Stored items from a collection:
++++

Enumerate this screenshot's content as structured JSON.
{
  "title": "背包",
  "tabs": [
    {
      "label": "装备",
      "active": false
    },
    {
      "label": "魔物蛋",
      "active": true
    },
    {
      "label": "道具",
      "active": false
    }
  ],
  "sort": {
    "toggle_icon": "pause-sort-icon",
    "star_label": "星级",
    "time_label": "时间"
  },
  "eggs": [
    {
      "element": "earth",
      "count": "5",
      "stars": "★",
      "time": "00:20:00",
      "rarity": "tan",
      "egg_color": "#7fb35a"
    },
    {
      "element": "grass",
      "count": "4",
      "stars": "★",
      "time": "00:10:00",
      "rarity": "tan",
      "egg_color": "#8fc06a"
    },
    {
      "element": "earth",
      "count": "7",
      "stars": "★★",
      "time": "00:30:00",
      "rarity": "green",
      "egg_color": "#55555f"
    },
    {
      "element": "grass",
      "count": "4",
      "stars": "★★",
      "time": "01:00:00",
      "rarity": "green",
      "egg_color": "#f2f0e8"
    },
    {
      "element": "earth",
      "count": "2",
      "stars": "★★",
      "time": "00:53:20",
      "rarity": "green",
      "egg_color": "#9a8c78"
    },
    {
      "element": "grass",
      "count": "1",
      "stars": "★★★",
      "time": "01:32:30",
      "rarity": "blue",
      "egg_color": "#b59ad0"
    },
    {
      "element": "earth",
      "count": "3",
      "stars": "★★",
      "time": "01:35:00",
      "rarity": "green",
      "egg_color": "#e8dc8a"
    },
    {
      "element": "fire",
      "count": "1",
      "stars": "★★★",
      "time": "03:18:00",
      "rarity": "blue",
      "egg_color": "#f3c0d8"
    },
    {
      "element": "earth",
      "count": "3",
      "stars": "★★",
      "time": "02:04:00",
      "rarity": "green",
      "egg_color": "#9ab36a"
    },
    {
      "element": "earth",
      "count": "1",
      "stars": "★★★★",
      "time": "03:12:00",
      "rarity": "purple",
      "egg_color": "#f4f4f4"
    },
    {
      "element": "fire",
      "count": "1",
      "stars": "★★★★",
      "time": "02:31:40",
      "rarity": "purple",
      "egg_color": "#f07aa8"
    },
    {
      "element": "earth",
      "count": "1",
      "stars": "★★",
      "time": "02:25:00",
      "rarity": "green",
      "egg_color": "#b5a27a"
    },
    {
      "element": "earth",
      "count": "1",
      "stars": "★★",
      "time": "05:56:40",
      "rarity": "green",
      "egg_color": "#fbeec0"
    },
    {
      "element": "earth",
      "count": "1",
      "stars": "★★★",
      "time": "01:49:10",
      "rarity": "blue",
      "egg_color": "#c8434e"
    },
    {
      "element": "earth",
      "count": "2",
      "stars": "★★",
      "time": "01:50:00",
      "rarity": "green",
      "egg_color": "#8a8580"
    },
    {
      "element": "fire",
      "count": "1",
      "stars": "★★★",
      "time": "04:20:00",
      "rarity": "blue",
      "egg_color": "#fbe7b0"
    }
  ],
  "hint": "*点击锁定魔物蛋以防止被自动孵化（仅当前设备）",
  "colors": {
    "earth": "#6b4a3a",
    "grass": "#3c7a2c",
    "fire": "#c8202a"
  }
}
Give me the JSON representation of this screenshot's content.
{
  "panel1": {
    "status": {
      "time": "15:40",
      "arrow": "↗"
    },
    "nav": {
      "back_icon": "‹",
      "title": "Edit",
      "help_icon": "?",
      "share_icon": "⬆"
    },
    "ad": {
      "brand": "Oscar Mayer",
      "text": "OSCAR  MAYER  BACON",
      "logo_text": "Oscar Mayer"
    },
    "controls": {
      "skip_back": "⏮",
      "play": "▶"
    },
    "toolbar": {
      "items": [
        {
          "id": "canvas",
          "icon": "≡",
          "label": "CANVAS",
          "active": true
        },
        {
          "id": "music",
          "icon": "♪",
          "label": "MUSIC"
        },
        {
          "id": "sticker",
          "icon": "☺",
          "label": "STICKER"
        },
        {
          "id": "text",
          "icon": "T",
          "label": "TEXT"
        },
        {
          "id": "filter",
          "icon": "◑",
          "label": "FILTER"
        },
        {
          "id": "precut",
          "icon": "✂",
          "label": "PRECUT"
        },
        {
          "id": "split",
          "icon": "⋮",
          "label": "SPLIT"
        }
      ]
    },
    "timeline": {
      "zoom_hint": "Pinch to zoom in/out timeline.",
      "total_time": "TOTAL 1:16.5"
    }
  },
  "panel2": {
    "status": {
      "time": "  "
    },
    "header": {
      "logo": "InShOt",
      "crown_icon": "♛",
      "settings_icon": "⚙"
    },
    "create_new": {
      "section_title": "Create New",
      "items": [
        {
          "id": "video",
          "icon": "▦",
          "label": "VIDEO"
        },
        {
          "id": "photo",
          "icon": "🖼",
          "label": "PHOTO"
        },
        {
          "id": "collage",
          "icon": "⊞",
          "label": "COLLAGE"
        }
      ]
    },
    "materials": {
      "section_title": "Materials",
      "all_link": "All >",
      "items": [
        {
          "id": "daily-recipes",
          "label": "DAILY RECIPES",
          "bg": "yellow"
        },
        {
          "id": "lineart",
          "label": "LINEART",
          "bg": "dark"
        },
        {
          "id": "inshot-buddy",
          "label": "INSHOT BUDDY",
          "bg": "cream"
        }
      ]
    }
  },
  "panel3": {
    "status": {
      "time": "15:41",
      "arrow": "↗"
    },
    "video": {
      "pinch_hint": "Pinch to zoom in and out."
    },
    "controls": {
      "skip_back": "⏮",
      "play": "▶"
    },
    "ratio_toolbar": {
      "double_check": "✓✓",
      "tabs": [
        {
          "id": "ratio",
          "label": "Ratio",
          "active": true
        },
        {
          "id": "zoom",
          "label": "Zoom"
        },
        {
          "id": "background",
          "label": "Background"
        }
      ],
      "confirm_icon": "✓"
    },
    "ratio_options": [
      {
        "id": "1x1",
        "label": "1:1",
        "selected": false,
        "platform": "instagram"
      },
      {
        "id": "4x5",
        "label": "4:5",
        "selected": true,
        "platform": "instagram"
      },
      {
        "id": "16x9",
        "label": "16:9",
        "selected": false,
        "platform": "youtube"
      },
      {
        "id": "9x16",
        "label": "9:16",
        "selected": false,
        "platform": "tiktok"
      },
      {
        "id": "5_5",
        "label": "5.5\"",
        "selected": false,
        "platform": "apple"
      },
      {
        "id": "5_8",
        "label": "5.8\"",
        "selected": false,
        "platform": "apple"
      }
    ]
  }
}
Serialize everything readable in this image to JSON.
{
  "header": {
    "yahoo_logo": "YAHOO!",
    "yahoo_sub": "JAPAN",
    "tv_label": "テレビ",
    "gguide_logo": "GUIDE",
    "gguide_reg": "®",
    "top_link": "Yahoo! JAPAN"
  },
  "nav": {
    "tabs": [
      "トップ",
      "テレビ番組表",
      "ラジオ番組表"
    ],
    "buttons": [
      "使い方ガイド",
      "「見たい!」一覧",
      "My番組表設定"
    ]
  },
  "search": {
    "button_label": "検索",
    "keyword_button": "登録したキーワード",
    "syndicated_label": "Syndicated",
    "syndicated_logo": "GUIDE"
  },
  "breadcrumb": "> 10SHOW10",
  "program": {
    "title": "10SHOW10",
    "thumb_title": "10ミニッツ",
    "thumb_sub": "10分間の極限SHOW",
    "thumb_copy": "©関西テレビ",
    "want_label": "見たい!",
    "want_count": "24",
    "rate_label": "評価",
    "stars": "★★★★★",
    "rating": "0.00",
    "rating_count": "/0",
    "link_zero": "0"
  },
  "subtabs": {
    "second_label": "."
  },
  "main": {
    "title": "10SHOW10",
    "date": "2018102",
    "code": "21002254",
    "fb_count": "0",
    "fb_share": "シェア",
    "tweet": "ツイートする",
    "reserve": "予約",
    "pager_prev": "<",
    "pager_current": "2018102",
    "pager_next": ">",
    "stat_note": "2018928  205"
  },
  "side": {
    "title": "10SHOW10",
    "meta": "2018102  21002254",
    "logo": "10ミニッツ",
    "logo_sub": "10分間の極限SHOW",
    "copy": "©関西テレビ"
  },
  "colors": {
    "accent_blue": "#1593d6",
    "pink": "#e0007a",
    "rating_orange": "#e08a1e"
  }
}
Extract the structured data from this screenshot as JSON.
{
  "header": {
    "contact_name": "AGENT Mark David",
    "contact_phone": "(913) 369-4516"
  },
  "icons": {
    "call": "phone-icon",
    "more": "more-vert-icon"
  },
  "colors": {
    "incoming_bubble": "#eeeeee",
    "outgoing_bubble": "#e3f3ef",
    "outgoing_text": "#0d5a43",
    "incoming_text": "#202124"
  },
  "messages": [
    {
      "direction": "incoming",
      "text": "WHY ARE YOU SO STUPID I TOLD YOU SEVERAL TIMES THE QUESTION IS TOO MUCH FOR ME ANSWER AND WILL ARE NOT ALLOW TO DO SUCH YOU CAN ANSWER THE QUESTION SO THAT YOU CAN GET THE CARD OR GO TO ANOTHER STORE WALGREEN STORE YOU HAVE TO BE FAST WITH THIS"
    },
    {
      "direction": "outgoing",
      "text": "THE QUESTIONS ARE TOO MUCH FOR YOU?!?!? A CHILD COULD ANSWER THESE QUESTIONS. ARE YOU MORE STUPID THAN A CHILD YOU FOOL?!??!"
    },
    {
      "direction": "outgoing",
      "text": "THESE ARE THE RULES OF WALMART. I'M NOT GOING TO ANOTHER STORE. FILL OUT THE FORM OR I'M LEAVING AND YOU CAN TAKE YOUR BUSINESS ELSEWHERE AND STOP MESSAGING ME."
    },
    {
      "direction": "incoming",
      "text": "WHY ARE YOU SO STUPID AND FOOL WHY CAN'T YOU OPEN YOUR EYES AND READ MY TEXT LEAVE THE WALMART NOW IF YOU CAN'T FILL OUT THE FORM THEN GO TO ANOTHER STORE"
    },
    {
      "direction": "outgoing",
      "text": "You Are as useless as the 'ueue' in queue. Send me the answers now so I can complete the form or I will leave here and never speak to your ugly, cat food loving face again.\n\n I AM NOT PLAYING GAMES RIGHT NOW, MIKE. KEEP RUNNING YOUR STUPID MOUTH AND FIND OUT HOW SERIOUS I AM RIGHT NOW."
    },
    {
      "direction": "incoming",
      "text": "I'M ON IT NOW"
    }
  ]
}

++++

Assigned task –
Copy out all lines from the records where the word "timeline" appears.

Written response –
    "timeline": {
      "zoom_hint": "Pinch to zoom in/out timeline.",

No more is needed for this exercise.